Published by Del Rey on March 24, 2020
Genres: Fiction / Science Fiction / Space Opera
Amazon | Audible | B&N | Kobo | Libro.fm
The last human in the universe must battle unfathomable alien intelligences--and confront the truth about humanity--in this ambitious, galaxy-spanning debut
"A good old-fashioned space opera in a thoroughly fresh package."--Andy Weir, author of The Martian
"Big ideas and believable science amid a roller-coaster ride of aliens, AI, superintelligence, and the future of humanity."--Dennis E. Taylor, author of We Are Legion
Most days, Sarya doesn't feel like the most terrifying creature in the galaxy. Most days, she's got other things on her mind. Like hiding her identity among the hundreds of alien species roaming the corridors of Watertower Station. Or making sure her adoptive mother doesn't casually eviscerate one of their neighbors. Again.
And most days, she can almost accept that she'll never know the truth--that she'll never know why humanity was deemed too dangerous to exist. Or whether she really is--impossibly--the lone survivor of a species destroyed a millennium ago. That is, until an encounter with a bounty hunter and a miles-long kinetic projectile leaves her life and her perspective shattered.
Thrown into the universe at the helm of a stolen ship--with the dubious assistance of a rebellious spacesuit, an android death enthusiast on his sixtieth lifetime, and a ball of fluff with an IQ in the thousands--Sarya begins to uncover an impossible truth. What if humanity's death and her own existence are simply two moves in a demented cosmic game, one played out by vast alien intellects? Stranger still, what if these mad gods are offering Sarya a seat at their table--and a second chance for humanity?
The Last Human is a sneakily brilliant, gleefully oddball space-opera debut--a masterful play on perspective, intelligence, and free will, wrapped in a rollicking journey through a strange and crowded galaxy.
Why did I add The Last Human to my bookshelf?
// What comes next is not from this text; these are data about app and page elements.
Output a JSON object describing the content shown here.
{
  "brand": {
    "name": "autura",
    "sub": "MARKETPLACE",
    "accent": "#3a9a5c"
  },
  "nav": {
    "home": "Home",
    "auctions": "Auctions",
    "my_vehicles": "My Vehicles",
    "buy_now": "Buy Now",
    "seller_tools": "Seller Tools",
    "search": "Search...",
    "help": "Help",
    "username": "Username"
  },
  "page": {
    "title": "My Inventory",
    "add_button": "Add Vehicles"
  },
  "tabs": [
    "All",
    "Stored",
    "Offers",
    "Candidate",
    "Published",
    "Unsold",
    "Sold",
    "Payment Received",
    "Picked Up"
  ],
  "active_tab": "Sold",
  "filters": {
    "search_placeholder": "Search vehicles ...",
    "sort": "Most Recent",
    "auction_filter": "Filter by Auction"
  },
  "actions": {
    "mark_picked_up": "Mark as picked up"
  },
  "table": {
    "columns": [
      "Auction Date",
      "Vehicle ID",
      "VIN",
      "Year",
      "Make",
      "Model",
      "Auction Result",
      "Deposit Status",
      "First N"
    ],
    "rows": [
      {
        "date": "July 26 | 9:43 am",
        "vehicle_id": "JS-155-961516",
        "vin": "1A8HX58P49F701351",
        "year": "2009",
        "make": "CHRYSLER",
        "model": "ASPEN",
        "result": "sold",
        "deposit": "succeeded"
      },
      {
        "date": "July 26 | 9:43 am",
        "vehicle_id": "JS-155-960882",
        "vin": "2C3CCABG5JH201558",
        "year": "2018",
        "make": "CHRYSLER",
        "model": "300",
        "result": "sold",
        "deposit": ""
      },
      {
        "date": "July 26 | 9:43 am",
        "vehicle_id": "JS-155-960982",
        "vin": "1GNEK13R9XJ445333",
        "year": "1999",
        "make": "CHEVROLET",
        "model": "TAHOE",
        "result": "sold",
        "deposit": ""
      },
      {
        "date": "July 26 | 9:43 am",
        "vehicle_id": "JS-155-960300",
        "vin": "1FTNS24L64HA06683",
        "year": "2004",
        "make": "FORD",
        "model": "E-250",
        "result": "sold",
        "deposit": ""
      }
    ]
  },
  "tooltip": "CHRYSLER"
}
This is another book that has been hanging out on my NetGalley shelf for a while. I didn’t actually request this one but I did wish for it. I used to be pretty quick to click on the wish for it button without really thinking about it because not many wishes are granted. At least, I am not getting a lot of wishes, are you? But I did wish for it so I need to read it. I actually picked up a copy of the audiobook not too long so I will probably go that route. On Goodreads, the reviews are really all over the place so I hope that it ends up working for me.
What are your thoughts? Have you read this book? Would you recommend it?